◆ Material to process
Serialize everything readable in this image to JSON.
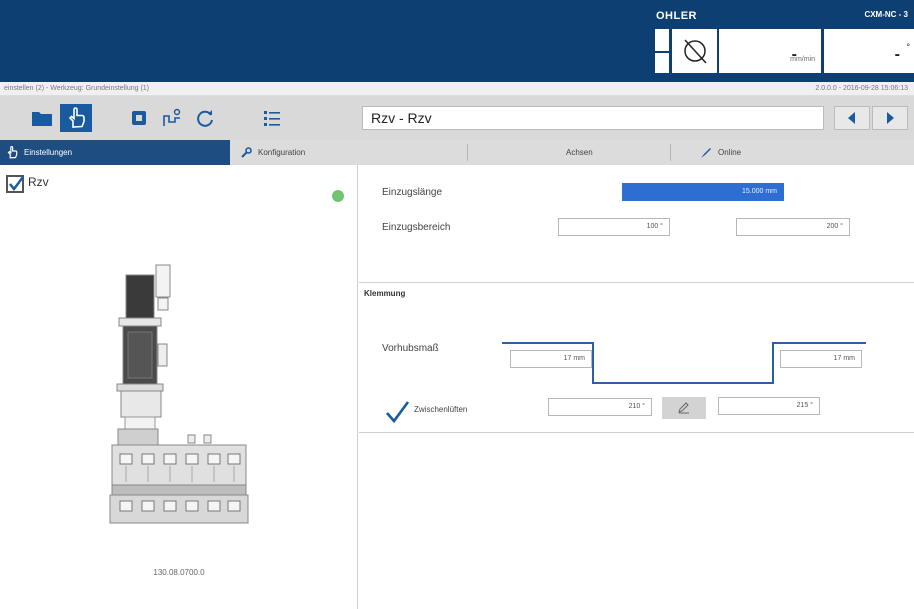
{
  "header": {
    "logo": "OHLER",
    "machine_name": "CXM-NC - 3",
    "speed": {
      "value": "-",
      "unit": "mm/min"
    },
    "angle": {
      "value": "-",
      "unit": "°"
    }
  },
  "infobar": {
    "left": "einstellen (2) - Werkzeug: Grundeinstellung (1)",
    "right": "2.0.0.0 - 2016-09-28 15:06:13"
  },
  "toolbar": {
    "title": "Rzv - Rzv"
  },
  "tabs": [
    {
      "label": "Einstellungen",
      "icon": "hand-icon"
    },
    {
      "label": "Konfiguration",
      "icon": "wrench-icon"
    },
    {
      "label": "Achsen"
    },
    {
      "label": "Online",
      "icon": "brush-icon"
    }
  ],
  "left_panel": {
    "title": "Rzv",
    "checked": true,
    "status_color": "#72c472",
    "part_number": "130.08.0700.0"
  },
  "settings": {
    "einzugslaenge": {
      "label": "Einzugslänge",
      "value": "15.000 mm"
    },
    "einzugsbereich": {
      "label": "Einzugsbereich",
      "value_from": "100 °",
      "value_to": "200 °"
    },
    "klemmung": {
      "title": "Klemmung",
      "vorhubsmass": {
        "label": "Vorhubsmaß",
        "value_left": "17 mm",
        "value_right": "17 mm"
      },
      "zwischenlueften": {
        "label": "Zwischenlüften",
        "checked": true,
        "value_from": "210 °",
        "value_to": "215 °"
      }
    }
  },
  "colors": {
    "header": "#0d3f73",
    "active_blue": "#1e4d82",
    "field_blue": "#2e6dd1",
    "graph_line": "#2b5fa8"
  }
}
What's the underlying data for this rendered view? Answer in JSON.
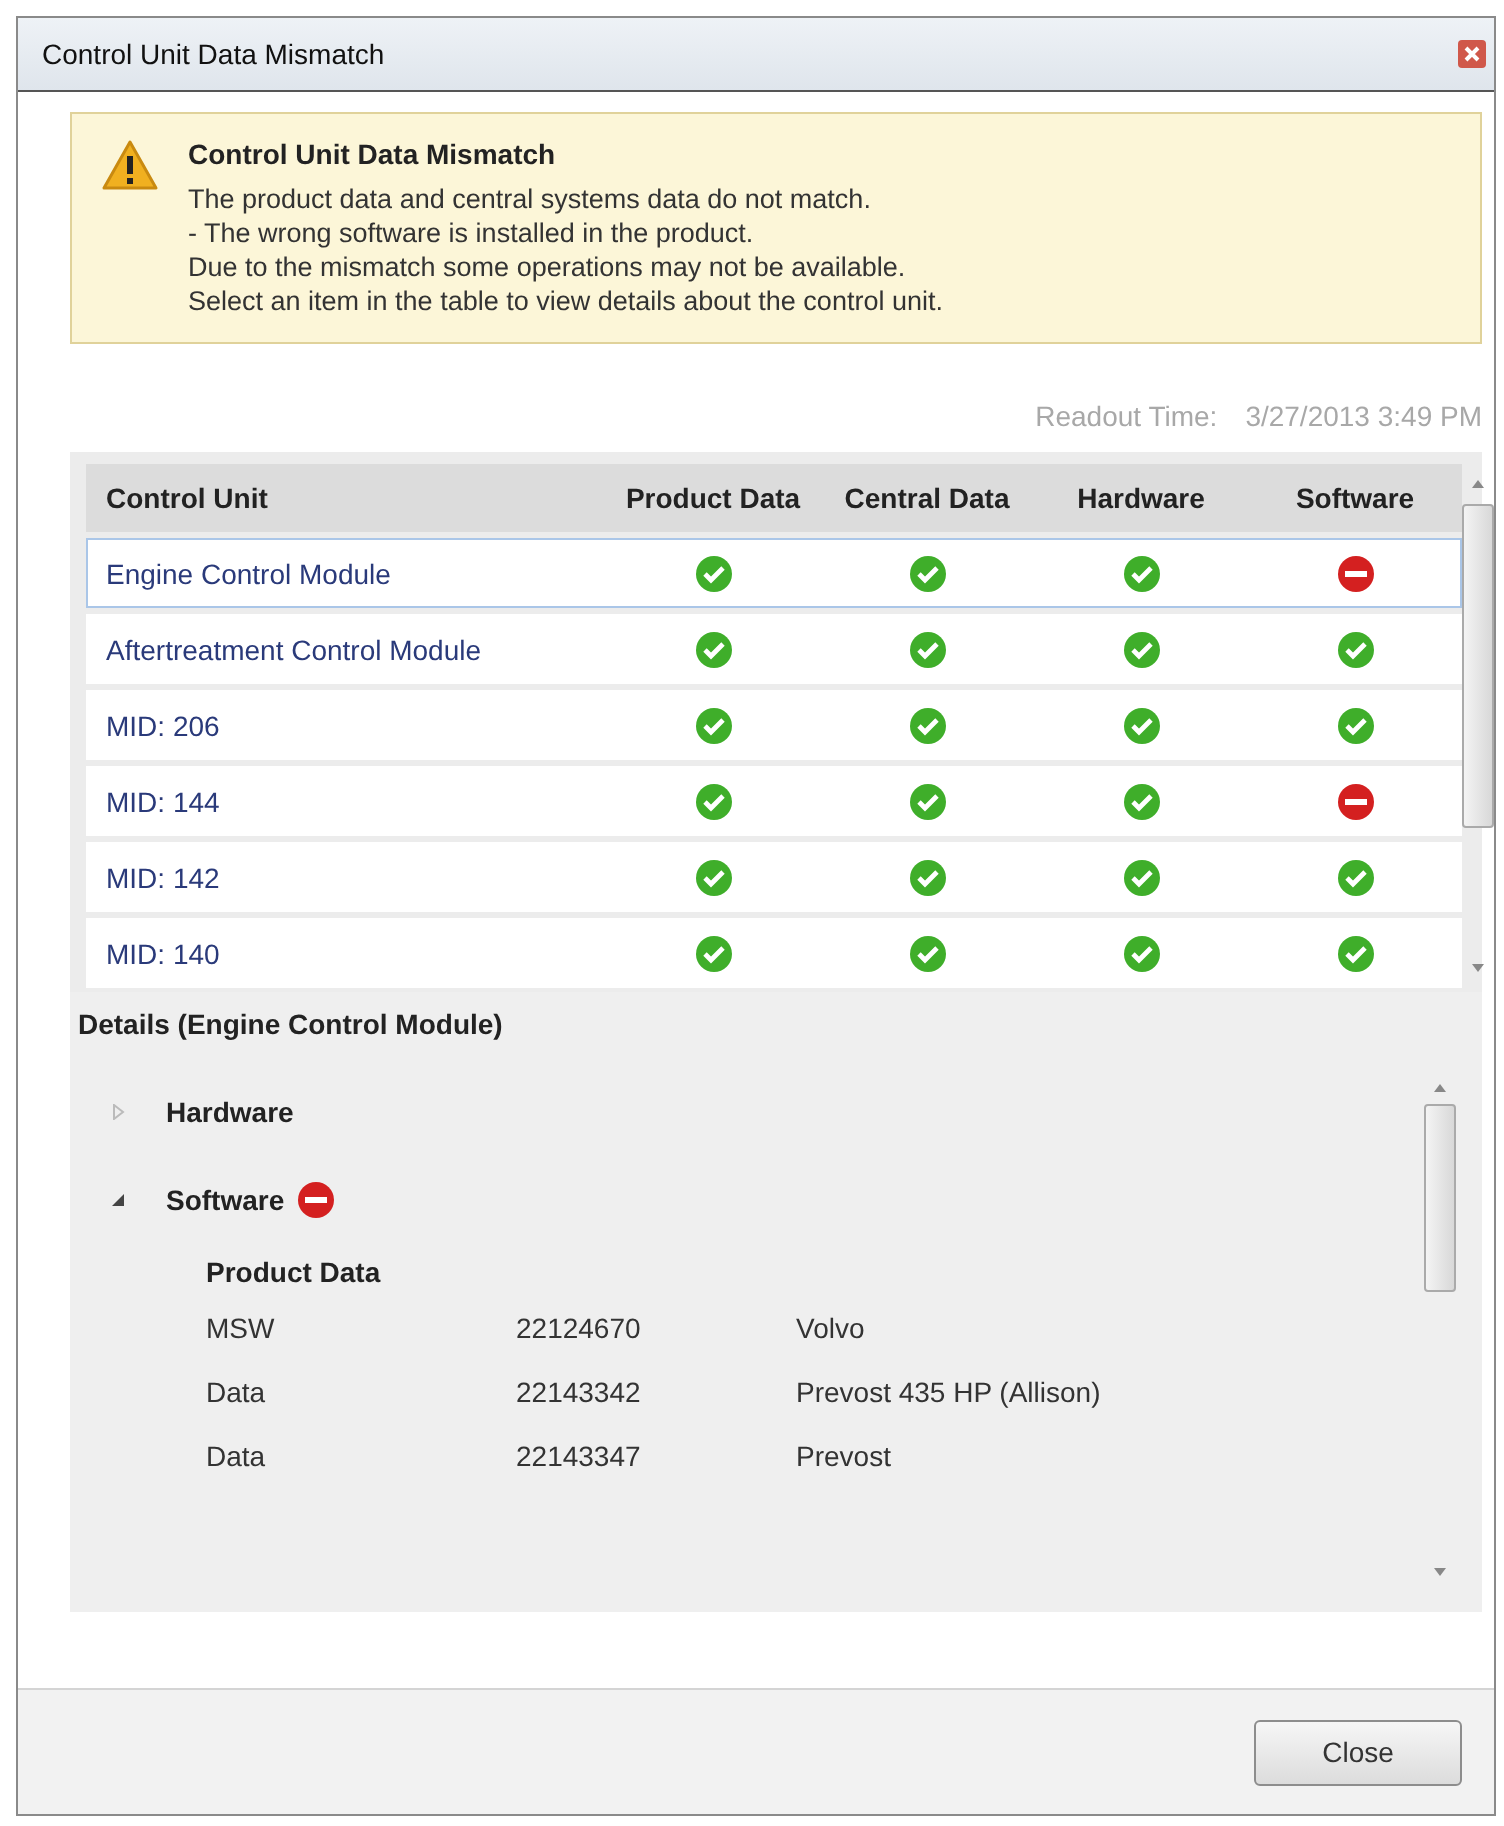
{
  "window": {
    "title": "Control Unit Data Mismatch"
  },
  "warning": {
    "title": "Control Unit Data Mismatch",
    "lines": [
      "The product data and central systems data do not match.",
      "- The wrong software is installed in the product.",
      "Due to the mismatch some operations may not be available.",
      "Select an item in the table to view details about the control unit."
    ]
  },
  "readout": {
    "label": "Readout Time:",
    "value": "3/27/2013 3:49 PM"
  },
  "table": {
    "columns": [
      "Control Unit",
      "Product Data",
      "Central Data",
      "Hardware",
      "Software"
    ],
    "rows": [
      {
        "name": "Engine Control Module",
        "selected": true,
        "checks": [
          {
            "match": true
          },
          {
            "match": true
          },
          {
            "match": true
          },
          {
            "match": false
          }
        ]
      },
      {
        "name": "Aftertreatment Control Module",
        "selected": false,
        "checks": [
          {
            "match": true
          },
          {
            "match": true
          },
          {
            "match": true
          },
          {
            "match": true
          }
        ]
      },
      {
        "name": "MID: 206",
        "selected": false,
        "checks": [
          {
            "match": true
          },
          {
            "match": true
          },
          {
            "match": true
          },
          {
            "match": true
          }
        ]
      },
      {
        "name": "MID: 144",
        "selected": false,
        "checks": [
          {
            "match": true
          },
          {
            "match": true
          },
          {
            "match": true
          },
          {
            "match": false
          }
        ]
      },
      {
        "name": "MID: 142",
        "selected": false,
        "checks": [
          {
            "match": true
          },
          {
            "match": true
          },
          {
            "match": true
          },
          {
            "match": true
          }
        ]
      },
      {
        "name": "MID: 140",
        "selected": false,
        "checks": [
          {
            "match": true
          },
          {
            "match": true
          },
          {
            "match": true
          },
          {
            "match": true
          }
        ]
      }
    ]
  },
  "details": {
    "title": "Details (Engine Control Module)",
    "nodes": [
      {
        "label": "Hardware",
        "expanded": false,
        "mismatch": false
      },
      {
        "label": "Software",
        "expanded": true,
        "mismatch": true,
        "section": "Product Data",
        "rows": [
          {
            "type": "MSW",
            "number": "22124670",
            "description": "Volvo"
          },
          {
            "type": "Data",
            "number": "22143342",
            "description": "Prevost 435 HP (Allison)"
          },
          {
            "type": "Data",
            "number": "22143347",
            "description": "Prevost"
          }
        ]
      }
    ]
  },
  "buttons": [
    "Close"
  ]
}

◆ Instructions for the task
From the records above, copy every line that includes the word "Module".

◆ Response
        "name": "Engine Control Module",
        "name": "Aftertreatment Control Module",
    "title": "Details (Engine Control Module)",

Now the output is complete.